About this exercise » Repeat, exactly and in full, the lines of the listing below, but without any pictures.

Record excerpts »
·····

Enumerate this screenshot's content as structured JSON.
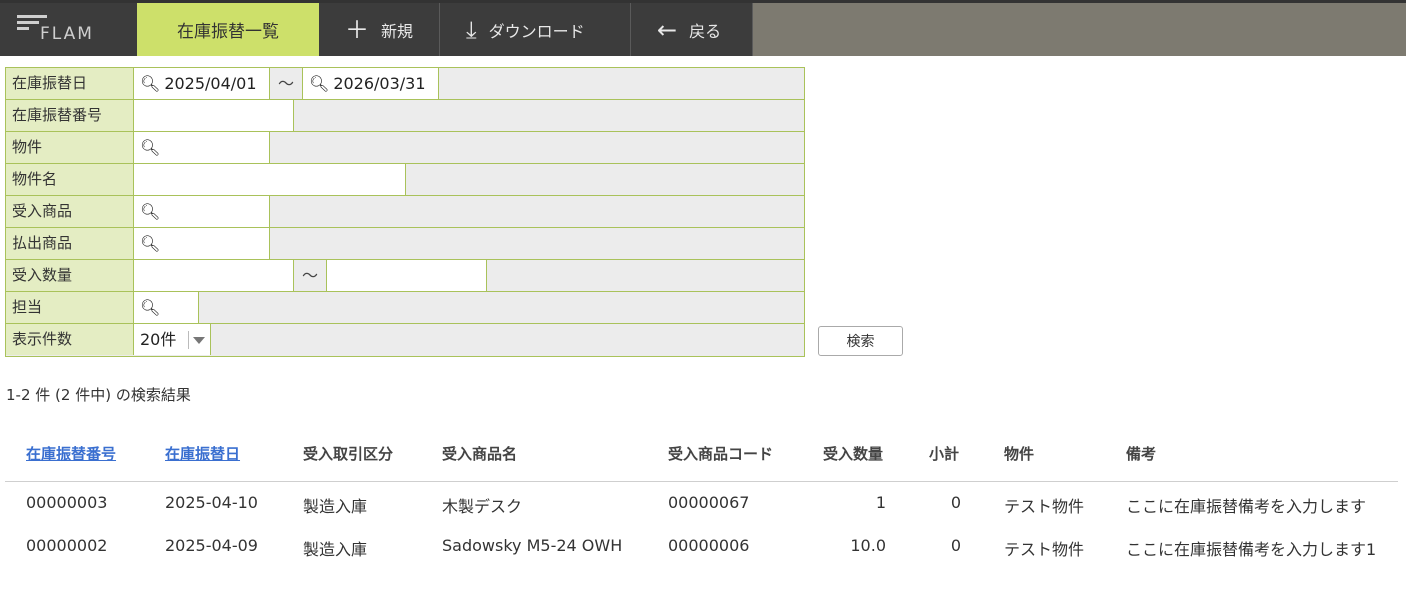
{
  "app": {
    "logo_text": "FLAM"
  },
  "toolbar": {
    "active_tab": "在庫振替一覧",
    "new_label": "新規",
    "download_label": "ダウンロード",
    "back_label": "戻る"
  },
  "form": {
    "date_label": "在庫振替日",
    "date_from": "2025/04/01",
    "date_to": "2026/03/31",
    "tilde": "〜",
    "number_label": "在庫振替番号",
    "property_label": "物件",
    "property_name_label": "物件名",
    "in_product_label": "受入商品",
    "out_product_label": "払出商品",
    "in_qty_label": "受入数量",
    "staff_label": "担当",
    "page_size_label": "表示件数",
    "page_size_value": "20件",
    "search_button": "検索"
  },
  "result_summary": "1-2 件 (2 件中) の検索結果",
  "table": {
    "headers": [
      "在庫振替番号",
      "在庫振替日",
      "受入取引区分",
      "受入商品名",
      "受入商品コード",
      "受入数量",
      "小計",
      "物件",
      "備考"
    ],
    "rows": [
      [
        "00000003",
        "2025-04-10",
        "製造入庫",
        "木製デスク",
        "00000067",
        "1",
        "0",
        "テスト物件",
        "ここに在庫振替備考を入力します"
      ],
      [
        "00000002",
        "2025-04-09",
        "製造入庫",
        "Sadowsky M5-24 OWH",
        "00000006",
        "10.0",
        "0",
        "テスト物件",
        "ここに在庫振替備考を入力します1"
      ]
    ]
  },
  "colors": {
    "accent": "#cde06a",
    "header_bg": "#3c3c3c",
    "link": "#3a6fd0",
    "label_bg": "#e4edc3"
  }
}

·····

Response »
Enumerate this screenshot's content as structured JSON.
{
  "app": {
    "logo_text": "FLAM"
  },
  "toolbar": {
    "active_tab": "在庫振替一覧",
    "new_label": "新規",
    "download_label": "ダウンロード",
    "back_label": "戻る"
  },
  "form": {
    "date_label": "在庫振替日",
    "date_from": "2025/04/01",
    "date_to": "2026/03/31",
    "tilde": "〜",
    "number_label": "在庫振替番号",
    "property_label": "物件",
    "property_name_label": "物件名",
    "in_product_label": "受入商品",
    "out_product_label": "払出商品",
    "in_qty_label": "受入数量",
    "staff_label": "担当",
    "page_size_label": "表示件数",
    "page_size_value": "20件",
    "search_button": "検索"
  },
  "result_summary": "1-2 件 (2 件中) の検索結果",
  "table": {
    "headers": [
      "在庫振替番号",
      "在庫振替日",
      "受入取引区分",
      "受入商品名",
      "受入商品コード",
      "受入数量",
      "小計",
      "物件",
      "備考"
    ],
    "rows": [
      [
        "00000003",
        "2025-04-10",
        "製造入庫",
        "木製デスク",
        "00000067",
        "1",
        "0",
        "テスト物件",
        "ここに在庫振替備考を入力します"
      ],
      [
        "00000002",
        "2025-04-09",
        "製造入庫",
        "Sadowsky M5-24 OWH",
        "00000006",
        "10.0",
        "0",
        "テスト物件",
        "ここに在庫振替備考を入力します1"
      ]
    ]
  },
  "colors": {
    "accent": "#cde06a",
    "header_bg": "#3c3c3c",
    "link": "#3a6fd0",
    "label_bg": "#e4edc3"
  }
}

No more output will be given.